“Alright. We’ll see you then.” Cross shook the vampire’s hand, and motioned for the teenagers to follow her. “Alright people! He have less than three hours before we meet up and move out. If you have anything you need to do before then, get it done as quick as possible. I’m going to have a stiff drink and pray to God we make it through this.”

“Just make sure you get the right god.” Amber said gloomily, considering their foe.

“It doesn’t matter. It’s a hero’s duty to save the world, no matter form what. We’ll win. I believe it.” Nightfang reassured her, gently pumping his fist.

A troop of ghouls soon came up and escorted them through the tunnels, digging a new route with their bare hands with alarming acceleration, laughing and smacking each other jovially. In no time at all, Cross’s group emerged from the ground in Scott’s backyard, hustling to the door casting fearful glances at the sky. Once they were in, they breathed a sigh of relief.

“Hey, if someone’s who’s got super strength could move my family into like the living room or something, that’d be great.” Scott said, filling up the undead members of the group with necrotic energy. “It’s okay if you wanna leave my brother there though.” Amber rolled her eyes and took his family to their beds upstairs. It was a little strange; except for the slight motion of their chests, she would believe they were dead.

Once she’d put them away and looked around at the rooms she was once again intruding in, only this time tangible, she made her way down to the living room, where Scott had detailed the rough plan to defeat Brian. Leo was looking troubled, Cross’s mouth was hanging open, but she couldn’t be sure about Nightfang with that mask of his.

“So that’s what the fish tanks were for.” Cross muttered, crossing her arms worriedly.

“Are-are you sure this’ll work? I mean, this…wow, that’s nasty. I’m pretty sure it violates some international laws.” the vampire said. Amber sighed. Scott had already filled her in. The plan was radical, but at this point she expected nothing less from him.

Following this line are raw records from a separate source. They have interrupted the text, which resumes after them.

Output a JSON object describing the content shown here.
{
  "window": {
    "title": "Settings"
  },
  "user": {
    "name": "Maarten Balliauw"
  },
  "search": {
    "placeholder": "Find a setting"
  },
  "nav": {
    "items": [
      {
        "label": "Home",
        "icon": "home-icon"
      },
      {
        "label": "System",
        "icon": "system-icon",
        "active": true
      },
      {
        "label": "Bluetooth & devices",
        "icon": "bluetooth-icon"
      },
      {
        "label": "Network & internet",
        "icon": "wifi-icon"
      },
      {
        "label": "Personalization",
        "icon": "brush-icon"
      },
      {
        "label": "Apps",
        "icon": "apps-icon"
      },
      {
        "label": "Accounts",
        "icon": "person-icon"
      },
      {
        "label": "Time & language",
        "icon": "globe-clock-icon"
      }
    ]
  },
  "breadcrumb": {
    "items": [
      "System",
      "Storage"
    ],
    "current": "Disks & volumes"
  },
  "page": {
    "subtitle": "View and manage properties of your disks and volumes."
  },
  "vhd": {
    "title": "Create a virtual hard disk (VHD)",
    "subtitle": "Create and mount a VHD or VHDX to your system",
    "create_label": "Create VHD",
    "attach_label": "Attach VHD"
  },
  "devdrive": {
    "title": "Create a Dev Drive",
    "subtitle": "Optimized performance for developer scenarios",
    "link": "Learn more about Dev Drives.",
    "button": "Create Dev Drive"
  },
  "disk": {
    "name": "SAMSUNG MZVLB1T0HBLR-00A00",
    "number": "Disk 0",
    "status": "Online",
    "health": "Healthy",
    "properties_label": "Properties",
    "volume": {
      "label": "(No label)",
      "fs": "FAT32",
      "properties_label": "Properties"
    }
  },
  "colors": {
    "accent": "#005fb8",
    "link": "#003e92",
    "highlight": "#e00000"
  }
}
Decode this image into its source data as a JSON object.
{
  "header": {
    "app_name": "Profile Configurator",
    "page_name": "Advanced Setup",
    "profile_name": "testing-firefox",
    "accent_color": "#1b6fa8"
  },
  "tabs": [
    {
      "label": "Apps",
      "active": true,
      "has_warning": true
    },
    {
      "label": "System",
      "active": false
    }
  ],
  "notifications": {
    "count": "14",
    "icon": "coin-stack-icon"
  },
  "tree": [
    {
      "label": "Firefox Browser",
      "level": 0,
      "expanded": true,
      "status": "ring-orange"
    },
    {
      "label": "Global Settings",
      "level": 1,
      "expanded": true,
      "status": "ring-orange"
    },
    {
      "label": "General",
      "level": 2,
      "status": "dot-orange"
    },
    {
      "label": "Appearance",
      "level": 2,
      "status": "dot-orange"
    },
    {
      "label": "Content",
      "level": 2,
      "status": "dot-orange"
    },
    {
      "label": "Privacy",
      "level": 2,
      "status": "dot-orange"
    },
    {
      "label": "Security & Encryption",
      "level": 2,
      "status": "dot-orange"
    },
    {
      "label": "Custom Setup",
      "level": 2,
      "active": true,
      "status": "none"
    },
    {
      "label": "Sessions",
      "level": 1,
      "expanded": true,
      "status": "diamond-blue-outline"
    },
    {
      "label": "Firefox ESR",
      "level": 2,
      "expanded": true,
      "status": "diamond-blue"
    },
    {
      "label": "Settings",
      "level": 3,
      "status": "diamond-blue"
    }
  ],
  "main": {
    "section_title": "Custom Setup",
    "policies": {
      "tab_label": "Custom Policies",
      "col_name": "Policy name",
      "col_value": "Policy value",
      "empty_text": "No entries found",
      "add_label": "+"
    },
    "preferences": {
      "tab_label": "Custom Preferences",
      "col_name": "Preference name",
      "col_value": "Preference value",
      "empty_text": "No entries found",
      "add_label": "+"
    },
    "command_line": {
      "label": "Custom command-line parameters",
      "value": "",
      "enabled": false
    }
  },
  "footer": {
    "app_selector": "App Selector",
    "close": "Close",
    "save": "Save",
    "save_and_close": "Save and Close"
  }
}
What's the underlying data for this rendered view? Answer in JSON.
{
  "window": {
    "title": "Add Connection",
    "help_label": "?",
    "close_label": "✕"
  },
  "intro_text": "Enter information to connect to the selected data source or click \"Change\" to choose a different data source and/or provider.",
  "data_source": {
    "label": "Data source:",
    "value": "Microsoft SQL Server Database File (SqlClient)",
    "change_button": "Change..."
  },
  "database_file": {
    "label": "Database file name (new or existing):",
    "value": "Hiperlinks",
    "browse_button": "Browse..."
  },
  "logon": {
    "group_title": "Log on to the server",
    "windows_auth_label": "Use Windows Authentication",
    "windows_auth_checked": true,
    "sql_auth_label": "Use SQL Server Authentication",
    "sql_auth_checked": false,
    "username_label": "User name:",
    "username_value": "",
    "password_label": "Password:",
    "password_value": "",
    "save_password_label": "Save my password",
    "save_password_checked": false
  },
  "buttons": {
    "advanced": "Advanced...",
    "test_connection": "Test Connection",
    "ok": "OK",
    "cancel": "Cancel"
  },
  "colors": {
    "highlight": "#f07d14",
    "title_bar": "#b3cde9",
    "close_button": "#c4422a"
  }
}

“I’ll be concerned about breaking the rules of the law when I’m concerned about the rules of reality.” Scott shrugged off, downing his third cup of coffee. He was struggling to stay awake, the caffeine had replaced his blood at some point. He opened a pack of Pop-tarts and devoured both in two bites.

“Well, it’s extreme. Make sure you don’t mess it up.” Cross said, giving him a hard look.

“I’ll be careful.” Scott said dryly, and stood up to stretch. “Okay, since everything’s gonna start up later, I’m catching a nap. Get me up an hour before we meet up with Lord Stuffyfangs, I’ll need to make some adjustments to the sigils.”

“‘Lord Stuffyfangs’?”Amber said in amusement, eyebrow raised. Scott waved her off.

“I’m tired, you don’t get my A material.” He stumbled up the stairs.

Once in his room, he tossed his backpack on the bed and yawned. He shook his head. Every muscle ached.

“Tarantulas, put my bag in the closet.” he said, never more grateful for minions than now. The rat-headed monstrosity crawled out and pulled the pack off the bed, retreating through the closet door. The Necronomicon slipped out though, plopping on the bed. Scott rubbed his face.

“Get what you pay for, I guess.” It was easier just to put it away himself. When he reached for it, the lights flickered, a cold wind rushing through the room to flip the pages with a dark rustling. Scott sighed. “Look, it was scary the first time, unsettling the second, but by the fiftieth time it gets old.” he groused, picking it up and looking at the page it obviously wanted him to read.

He wasn’t prepared for the tentacles that sprung forth from the tome, engulfing his head. Pain blossomed as they pierced his eyes and ruptured his eardrums, the wriggling tendrils forcing themselves up his nose. He opened his mouth to scream, but another one shoved its way into his throat, and he knew no more.

Advertisement
A note from Dreadwizard Siegfried

Woo-hoo! You have no idea how long I've waited to add in more tentacles!


About the author

Dreadwizard Siegfried

Bio:

Achievements
Comments(7)
Log in to comment
Log In

Log in to comment
Log In